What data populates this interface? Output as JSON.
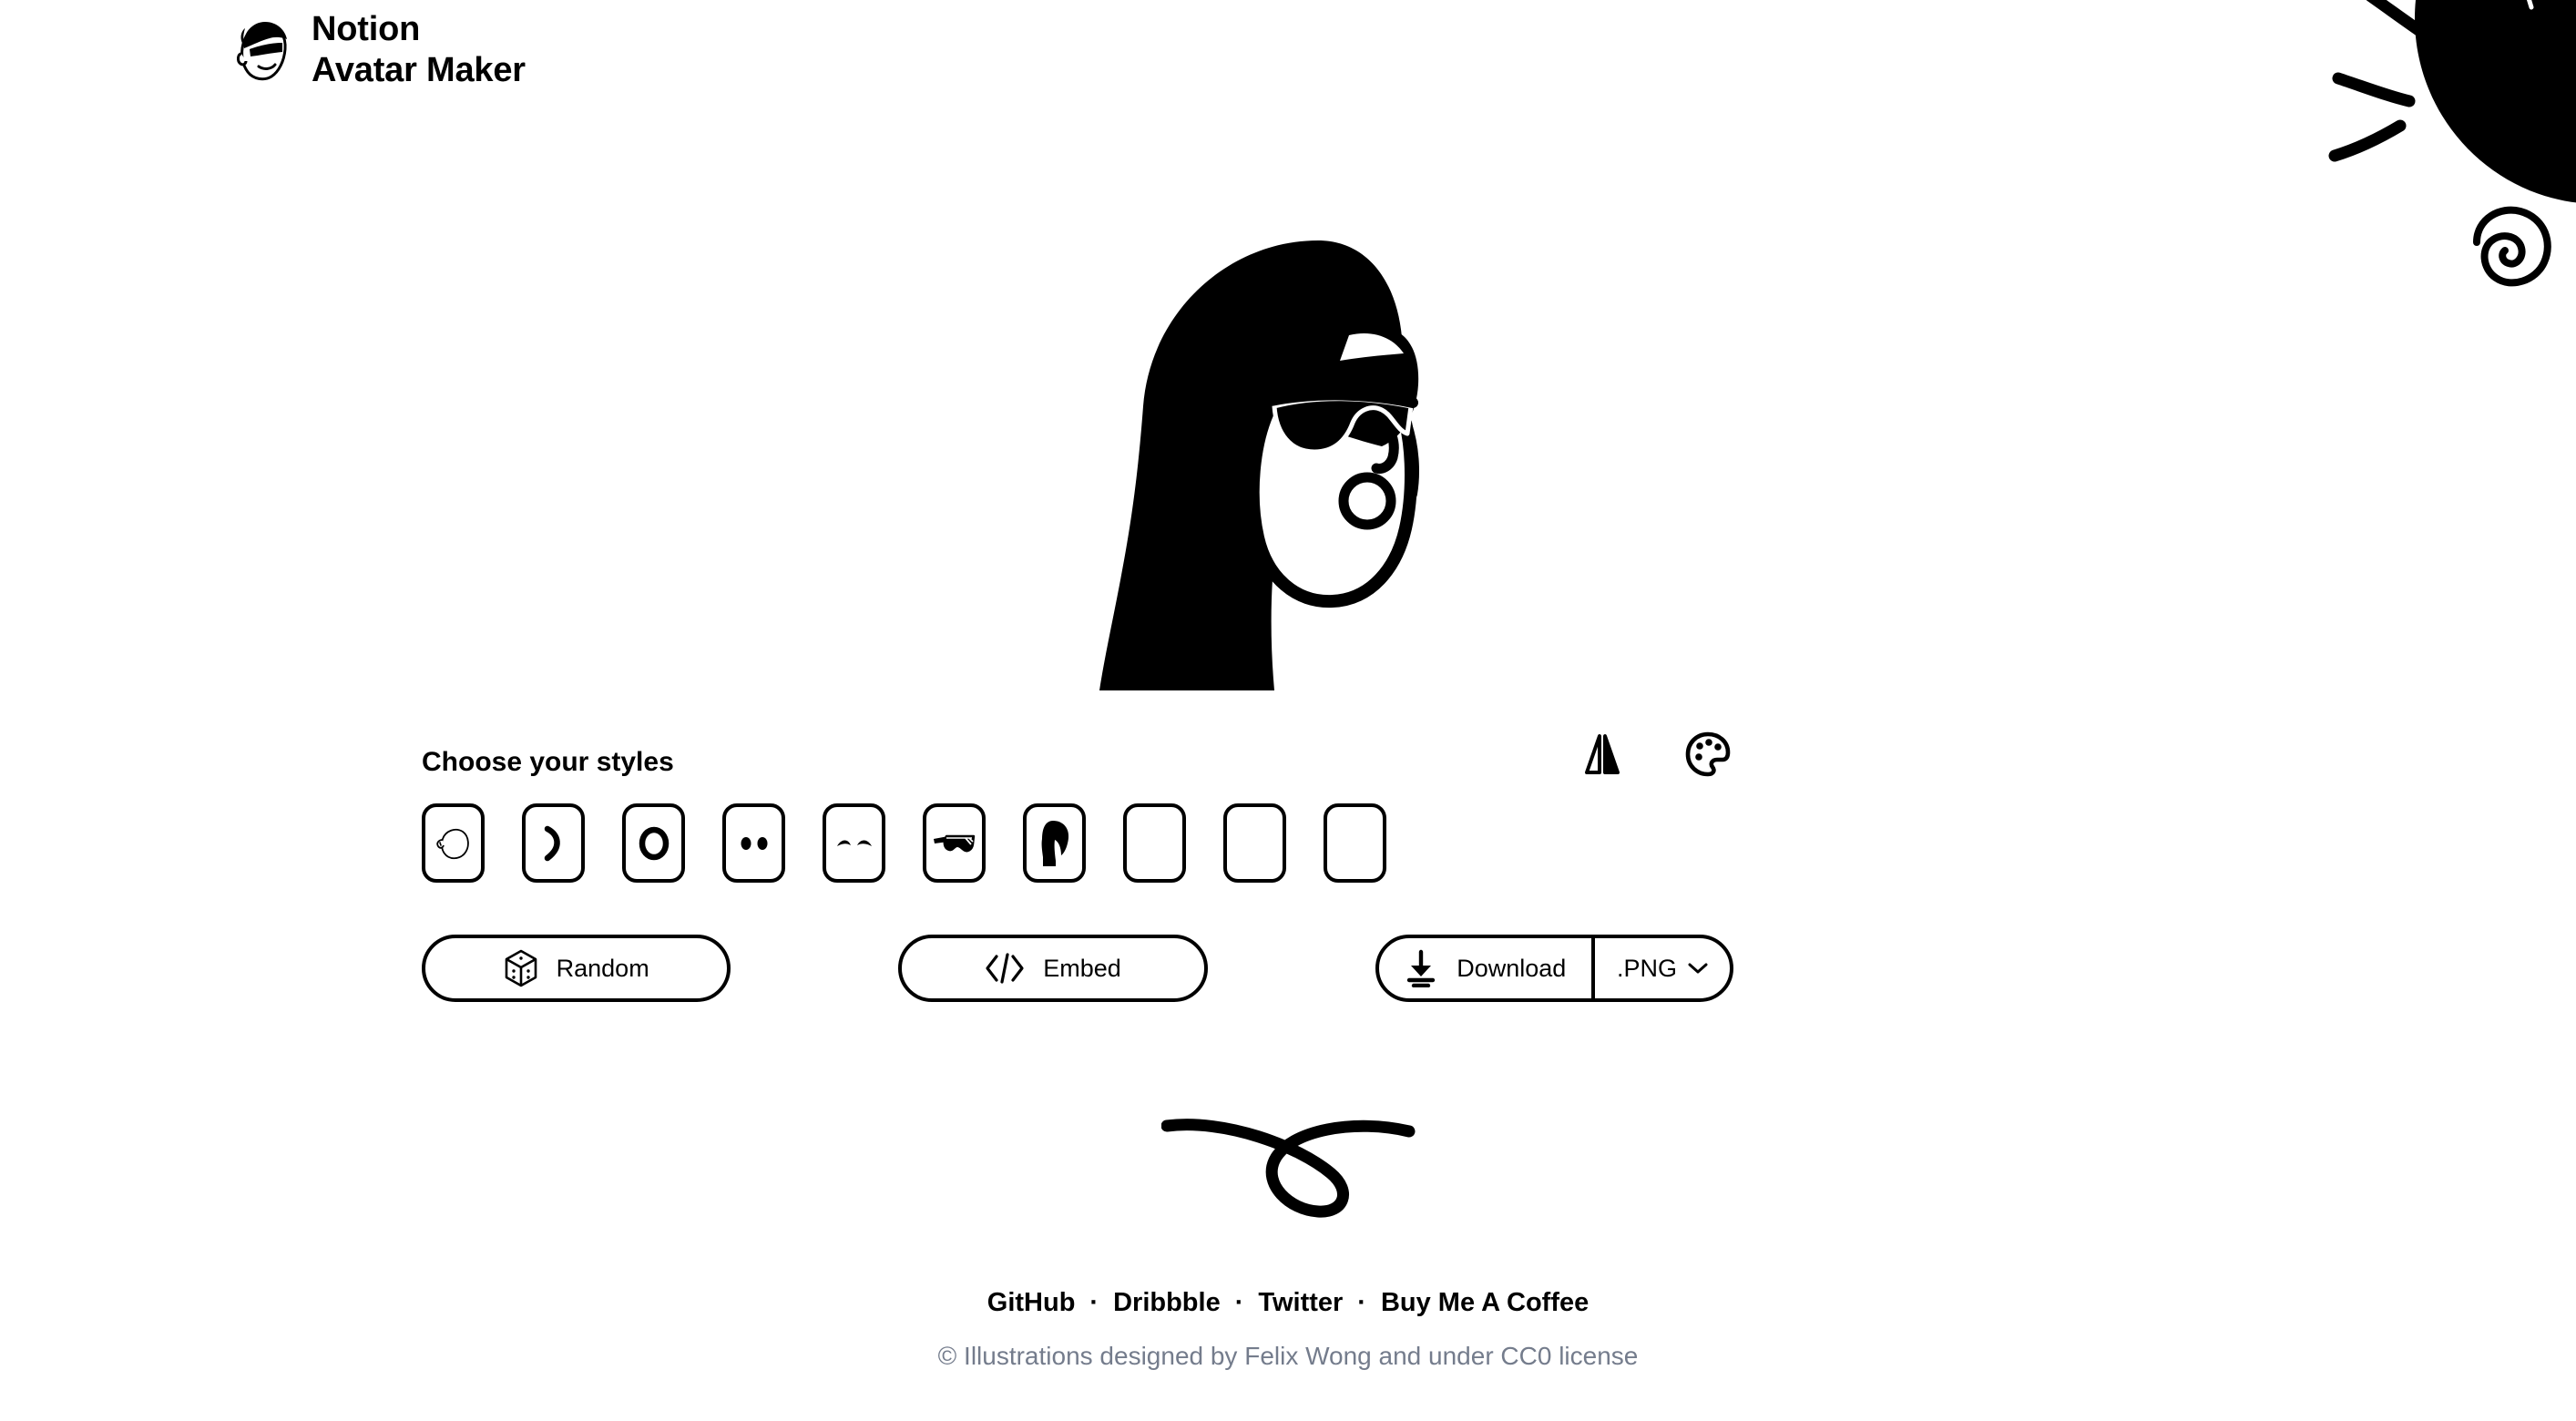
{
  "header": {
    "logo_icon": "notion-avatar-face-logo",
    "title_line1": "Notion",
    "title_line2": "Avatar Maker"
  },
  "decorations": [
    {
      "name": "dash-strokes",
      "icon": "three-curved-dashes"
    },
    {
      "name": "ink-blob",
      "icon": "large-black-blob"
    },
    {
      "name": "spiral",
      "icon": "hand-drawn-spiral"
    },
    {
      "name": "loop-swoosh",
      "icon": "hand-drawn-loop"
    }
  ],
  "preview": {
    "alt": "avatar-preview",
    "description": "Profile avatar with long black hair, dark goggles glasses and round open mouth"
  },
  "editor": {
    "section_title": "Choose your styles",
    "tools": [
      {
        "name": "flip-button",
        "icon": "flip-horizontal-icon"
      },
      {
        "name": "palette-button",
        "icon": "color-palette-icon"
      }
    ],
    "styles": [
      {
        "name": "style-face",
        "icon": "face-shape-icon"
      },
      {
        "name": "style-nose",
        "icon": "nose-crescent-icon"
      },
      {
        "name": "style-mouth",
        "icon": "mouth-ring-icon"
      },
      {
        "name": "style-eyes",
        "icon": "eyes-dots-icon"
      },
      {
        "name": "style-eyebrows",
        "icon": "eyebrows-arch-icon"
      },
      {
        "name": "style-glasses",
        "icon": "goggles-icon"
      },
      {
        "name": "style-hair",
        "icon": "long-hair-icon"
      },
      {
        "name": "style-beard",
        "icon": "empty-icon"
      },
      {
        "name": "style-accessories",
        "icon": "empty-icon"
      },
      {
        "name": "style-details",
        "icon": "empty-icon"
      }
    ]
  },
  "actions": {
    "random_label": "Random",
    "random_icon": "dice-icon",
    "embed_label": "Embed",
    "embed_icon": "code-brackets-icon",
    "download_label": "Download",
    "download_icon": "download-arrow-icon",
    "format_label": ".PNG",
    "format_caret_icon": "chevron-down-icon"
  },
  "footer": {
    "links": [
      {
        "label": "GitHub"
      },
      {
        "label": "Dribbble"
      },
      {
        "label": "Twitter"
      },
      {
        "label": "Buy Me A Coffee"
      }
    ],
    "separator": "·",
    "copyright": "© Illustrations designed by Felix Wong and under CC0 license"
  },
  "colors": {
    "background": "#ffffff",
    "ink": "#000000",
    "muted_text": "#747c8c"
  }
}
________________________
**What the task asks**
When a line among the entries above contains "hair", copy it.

**Result of the exercise**
    "description": "Profile avatar with long black hair, dark goggles glasses and round open mouth"
        "name": "style-hair",
        "icon": "long-hair-icon"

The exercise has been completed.